* WORK ITEM:
Would you set down the complete data below, exactly as shown?

* Collected data:
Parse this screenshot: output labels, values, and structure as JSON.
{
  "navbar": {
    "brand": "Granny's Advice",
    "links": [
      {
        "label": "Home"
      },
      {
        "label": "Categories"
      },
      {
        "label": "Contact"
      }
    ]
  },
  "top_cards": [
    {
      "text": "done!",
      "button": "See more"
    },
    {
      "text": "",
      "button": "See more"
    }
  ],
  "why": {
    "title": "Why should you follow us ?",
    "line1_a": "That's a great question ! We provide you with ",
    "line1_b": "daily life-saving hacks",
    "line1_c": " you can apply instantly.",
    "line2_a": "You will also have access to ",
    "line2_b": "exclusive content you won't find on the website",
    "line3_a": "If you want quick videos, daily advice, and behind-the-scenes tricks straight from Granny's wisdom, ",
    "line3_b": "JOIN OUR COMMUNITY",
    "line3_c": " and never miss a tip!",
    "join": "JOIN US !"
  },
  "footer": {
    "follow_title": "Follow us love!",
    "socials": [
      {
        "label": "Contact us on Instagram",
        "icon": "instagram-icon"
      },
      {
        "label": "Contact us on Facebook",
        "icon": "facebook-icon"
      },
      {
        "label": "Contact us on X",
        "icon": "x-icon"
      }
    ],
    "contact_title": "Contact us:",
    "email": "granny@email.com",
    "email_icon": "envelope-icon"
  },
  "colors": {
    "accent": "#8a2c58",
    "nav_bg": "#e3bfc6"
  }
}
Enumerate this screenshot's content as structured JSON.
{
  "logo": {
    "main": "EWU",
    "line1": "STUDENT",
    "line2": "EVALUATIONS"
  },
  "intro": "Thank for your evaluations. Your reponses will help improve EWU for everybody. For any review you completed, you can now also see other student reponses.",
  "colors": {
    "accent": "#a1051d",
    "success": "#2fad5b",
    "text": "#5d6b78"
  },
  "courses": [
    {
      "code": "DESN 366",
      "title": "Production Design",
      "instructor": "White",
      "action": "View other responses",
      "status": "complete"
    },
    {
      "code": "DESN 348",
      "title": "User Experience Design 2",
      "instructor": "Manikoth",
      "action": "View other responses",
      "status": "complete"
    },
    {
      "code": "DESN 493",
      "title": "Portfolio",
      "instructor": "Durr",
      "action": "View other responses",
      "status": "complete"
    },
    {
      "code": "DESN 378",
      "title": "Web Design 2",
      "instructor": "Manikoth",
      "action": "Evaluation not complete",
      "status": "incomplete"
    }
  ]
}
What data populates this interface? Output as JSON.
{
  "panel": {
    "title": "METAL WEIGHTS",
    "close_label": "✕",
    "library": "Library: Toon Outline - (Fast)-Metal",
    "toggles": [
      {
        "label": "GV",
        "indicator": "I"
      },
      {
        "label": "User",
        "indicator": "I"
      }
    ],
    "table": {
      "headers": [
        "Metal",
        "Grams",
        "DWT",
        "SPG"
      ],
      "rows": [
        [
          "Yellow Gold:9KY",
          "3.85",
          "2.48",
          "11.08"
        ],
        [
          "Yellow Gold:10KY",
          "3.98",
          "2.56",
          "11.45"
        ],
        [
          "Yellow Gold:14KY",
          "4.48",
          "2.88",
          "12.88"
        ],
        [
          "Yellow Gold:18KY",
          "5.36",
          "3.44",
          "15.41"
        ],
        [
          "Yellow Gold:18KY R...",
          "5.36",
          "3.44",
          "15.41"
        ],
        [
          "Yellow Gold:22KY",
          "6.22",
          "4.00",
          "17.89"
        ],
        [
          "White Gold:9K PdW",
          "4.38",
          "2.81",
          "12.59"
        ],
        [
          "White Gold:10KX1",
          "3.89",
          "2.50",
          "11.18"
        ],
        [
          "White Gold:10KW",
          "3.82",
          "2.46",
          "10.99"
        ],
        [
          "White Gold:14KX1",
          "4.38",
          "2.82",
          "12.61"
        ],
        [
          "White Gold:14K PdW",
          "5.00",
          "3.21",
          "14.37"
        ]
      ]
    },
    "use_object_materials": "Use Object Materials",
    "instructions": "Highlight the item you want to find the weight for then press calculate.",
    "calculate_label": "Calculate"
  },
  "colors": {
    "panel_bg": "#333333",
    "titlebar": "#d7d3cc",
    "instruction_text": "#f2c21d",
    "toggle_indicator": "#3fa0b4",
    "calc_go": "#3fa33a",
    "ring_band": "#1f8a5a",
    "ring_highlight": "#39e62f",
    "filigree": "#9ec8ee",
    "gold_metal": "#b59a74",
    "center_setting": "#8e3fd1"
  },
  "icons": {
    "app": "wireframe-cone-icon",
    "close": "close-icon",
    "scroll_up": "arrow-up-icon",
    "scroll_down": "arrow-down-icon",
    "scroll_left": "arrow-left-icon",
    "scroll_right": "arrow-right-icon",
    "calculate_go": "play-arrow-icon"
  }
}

* EXERCISE ANSWER:
Parse this screenshot: output labels, values, and structure as JSON.
{
  "navbar": {
    "brand": "Granny's Advice",
    "links": [
      {
        "label": "Home"
      },
      {
        "label": "Categories"
      },
      {
        "label": "Contact"
      }
    ]
  },
  "top_cards": [
    {
      "text": "done!",
      "button": "See more"
    },
    {
      "text": "",
      "button": "See more"
    }
  ],
  "why": {
    "title": "Why should you follow us ?",
    "line1_a": "That's a great question ! We provide you with ",
    "line1_b": "daily life-saving hacks",
    "line1_c": " you can apply instantly.",
    "line2_a": "You will also have access to ",
    "line2_b": "exclusive content you won't find on the website",
    "line3_a": "If you want quick videos, daily advice, and behind-the-scenes tricks straight from Granny's wisdom, ",
    "line3_b": "JOIN OUR COMMUNITY",
    "line3_c": " and never miss a tip!",
    "join": "JOIN US !"
  },
  "footer": {
    "follow_title": "Follow us love!",
    "socials": [
      {
        "label": "Contact us on Instagram",
        "icon": "instagram-icon"
      },
      {
        "label": "Contact us on Facebook",
        "icon": "facebook-icon"
      },
      {
        "label": "Contact us on X",
        "icon": "x-icon"
      }
    ],
    "contact_title": "Contact us:",
    "email": "granny@email.com",
    "email_icon": "envelope-icon"
  },
  "colors": {
    "accent": "#8a2c58",
    "nav_bg": "#e3bfc6"
  }
}
Enumerate this screenshot's content as structured JSON.
{
  "logo": {
    "main": "EWU",
    "line1": "STUDENT",
    "line2": "EVALUATIONS"
  },
  "intro": "Thank for your evaluations. Your reponses will help improve EWU for everybody. For any review you completed, you can now also see other student reponses.",
  "colors": {
    "accent": "#a1051d",
    "success": "#2fad5b",
    "text": "#5d6b78"
  },
  "courses": [
    {
      "code": "DESN 366",
      "title": "Production Design",
      "instructor": "White",
      "action": "View other responses",
      "status": "complete"
    },
    {
      "code": "DESN 348",
      "title": "User Experience Design 2",
      "instructor": "Manikoth",
      "action": "View other responses",
      "status": "complete"
    },
    {
      "code": "DESN 493",
      "title": "Portfolio",
      "instructor": "Durr",
      "action": "View other responses",
      "status": "complete"
    },
    {
      "code": "DESN 378",
      "title": "Web Design 2",
      "instructor": "Manikoth",
      "action": "Evaluation not complete",
      "status": "incomplete"
    }
  ]
}
What data populates this interface? Output as JSON.
{
  "panel": {
    "title": "METAL WEIGHTS",
    "close_label": "✕",
    "library": "Library: Toon Outline - (Fast)-Metal",
    "toggles": [
      {
        "label": "GV",
        "indicator": "I"
      },
      {
        "label": "User",
        "indicator": "I"
      }
    ],
    "table": {
      "headers": [
        "Metal",
        "Grams",
        "DWT",
        "SPG"
      ],
      "rows": [
        [
          "Yellow Gold:9KY",
          "3.85",
          "2.48",
          "11.08"
        ],
        [
          "Yellow Gold:10KY",
          "3.98",
          "2.56",
          "11.45"
        ],
        [
          "Yellow Gold:14KY",
          "4.48",
          "2.88",
          "12.88"
        ],
        [
          "Yellow Gold:18KY",
          "5.36",
          "3.44",
          "15.41"
        ],
        [
          "Yellow Gold:18KY R...",
          "5.36",
          "3.44",
          "15.41"
        ],
        [
          "Yellow Gold:22KY",
          "6.22",
          "4.00",
          "17.89"
        ],
        [
          "White Gold:9K PdW",
          "4.38",
          "2.81",
          "12.59"
        ],
        [
          "White Gold:10KX1",
          "3.89",
          "2.50",
          "11.18"
        ],
        [
          "White Gold:10KW",
          "3.82",
          "2.46",
          "10.99"
        ],
        [
          "White Gold:14KX1",
          "4.38",
          "2.82",
          "12.61"
        ],
        [
          "White Gold:14K PdW",
          "5.00",
          "3.21",
          "14.37"
        ]
      ]
    },
    "use_object_materials": "Use Object Materials",
    "instructions": "Highlight the item you want to find the weight for then press calculate.",
    "calculate_label": "Calculate"
  },
  "colors": {
    "panel_bg": "#333333",
    "titlebar": "#d7d3cc",
    "instruction_text": "#f2c21d",
    "toggle_indicator": "#3fa0b4",
    "calc_go": "#3fa33a",
    "ring_band": "#1f8a5a",
    "ring_highlight": "#39e62f",
    "filigree": "#9ec8ee",
    "gold_metal": "#b59a74",
    "center_setting": "#8e3fd1"
  },
  "icons": {
    "app": "wireframe-cone-icon",
    "close": "close-icon",
    "scroll_up": "arrow-up-icon",
    "scroll_down": "arrow-down-icon",
    "scroll_left": "arrow-left-icon",
    "scroll_right": "arrow-right-icon",
    "calculate_go": "play-arrow-icon"
  }
}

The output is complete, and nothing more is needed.